A specialized medical team at the Royal Hospital succeeded in performing three organ transplants from a brain-dead donor, during which three patients were given the opportunity to be treated for chronic organ failure.

The first liver transplant from a brain-dead donor was performed for an adult patient suffering from chronic liver failure, and for whom there was no available donor from relatives. It was performed by an Omani surgical team specialized in liver transplantation and under the supervision of the liver transplantation team at King Fahd Specialist Hospital in Dammam, and it represents a new achievement to be added in The field of organ transplantation within the national program for organ transplantation in the Sultanate of Oman.

Dr. Salah bin Muhammad al-Jabri, a consultant in liver surgery and transplantation and head of the Liver Transplantation Committee at the Royal Hospital, told Oman News Agency (ONA) that the operation took about eight hours and was crowned with success, pointing out that liver resection requires well-trained cadres so that it is removed in an accurate and rapid manner so as not to damage the organ. to be cultivated.

He stated that among the difficulties facing this type of operation is the search for the appropriate patient to transplant these organs in a very short time and the availability of medical staff in the hospital in less than 24 hours to perform this type of operation.

He stressed that cooperation with the organ transplantation team at King Fahd Hospital in Dammam in the Kingdom of Saudi Arabia gave the national program for organ transplantation a great impetus to the development of the program, an increase in the experience of national cadres to perform this type of operation, and rapid and greater steps towards independence.

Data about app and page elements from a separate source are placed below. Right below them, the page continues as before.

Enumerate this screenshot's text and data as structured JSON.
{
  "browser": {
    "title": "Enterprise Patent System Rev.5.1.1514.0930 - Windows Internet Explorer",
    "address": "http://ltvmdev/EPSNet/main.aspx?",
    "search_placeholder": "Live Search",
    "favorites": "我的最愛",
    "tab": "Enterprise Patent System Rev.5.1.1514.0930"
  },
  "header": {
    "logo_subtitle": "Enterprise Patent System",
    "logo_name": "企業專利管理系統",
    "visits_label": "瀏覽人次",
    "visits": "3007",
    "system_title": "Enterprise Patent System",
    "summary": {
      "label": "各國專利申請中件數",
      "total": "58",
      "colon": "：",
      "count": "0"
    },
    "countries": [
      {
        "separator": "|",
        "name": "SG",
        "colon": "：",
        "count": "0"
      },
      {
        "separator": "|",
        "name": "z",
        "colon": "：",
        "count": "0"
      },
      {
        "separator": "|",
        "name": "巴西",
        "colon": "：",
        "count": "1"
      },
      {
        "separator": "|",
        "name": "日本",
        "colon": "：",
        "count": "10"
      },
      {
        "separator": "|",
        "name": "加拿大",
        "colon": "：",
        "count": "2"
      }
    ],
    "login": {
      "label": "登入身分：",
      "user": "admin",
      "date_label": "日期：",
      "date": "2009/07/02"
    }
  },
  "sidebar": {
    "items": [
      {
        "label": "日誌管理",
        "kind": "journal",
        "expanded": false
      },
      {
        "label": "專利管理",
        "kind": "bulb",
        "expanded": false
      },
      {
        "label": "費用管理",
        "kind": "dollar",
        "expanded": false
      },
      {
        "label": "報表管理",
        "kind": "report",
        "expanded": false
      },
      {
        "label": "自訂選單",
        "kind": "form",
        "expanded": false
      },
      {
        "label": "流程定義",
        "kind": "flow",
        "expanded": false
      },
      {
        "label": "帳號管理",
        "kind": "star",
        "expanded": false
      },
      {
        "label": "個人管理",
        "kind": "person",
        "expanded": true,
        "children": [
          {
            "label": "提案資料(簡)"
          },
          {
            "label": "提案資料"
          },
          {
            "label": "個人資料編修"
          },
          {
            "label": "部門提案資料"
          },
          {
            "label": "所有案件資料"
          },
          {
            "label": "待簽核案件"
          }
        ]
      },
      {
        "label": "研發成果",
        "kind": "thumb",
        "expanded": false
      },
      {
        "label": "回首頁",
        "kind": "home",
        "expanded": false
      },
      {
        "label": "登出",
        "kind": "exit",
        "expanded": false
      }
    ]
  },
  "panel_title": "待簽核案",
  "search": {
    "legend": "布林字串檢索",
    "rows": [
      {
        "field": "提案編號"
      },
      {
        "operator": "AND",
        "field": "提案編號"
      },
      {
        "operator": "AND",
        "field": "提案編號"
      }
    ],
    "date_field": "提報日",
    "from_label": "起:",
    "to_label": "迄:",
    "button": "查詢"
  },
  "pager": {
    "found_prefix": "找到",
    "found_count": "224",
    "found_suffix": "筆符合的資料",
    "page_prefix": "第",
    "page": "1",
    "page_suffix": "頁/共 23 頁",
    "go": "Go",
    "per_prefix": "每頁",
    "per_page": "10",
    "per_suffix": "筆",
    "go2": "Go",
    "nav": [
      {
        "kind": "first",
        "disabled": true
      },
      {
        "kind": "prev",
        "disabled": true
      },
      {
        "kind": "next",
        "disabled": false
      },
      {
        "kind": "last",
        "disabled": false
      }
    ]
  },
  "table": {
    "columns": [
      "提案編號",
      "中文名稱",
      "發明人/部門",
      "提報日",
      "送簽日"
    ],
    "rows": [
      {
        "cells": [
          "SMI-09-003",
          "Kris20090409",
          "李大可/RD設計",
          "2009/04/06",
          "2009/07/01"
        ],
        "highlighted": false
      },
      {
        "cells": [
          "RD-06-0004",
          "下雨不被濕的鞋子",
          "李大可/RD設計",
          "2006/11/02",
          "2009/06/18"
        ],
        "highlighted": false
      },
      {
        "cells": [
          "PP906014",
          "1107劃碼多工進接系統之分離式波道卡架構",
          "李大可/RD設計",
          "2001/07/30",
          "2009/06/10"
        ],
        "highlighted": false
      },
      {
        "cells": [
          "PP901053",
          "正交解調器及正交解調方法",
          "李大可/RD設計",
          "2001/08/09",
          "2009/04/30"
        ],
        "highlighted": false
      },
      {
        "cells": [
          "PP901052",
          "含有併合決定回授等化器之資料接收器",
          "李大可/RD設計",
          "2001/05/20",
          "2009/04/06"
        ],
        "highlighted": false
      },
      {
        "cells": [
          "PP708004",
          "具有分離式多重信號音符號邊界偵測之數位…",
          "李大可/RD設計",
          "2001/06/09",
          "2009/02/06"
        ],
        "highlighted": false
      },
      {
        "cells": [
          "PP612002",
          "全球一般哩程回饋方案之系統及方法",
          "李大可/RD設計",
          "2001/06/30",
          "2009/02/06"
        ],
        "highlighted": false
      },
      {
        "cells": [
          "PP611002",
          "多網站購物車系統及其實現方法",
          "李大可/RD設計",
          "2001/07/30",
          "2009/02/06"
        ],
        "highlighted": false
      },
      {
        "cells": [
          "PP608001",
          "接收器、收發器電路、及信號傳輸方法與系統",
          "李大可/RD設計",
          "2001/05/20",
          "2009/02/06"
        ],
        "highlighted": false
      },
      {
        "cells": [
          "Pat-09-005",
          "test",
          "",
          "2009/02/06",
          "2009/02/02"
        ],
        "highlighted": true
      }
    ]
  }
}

Two operations were also performed, namely the transplantation of kidneys for two children aged nine and ten years, who have been undergoing proton dialysis for years, and with their illness they lost their innocence and childhood among the corridors of the hospital during their frequent visits, and they did not have a donor from relatives.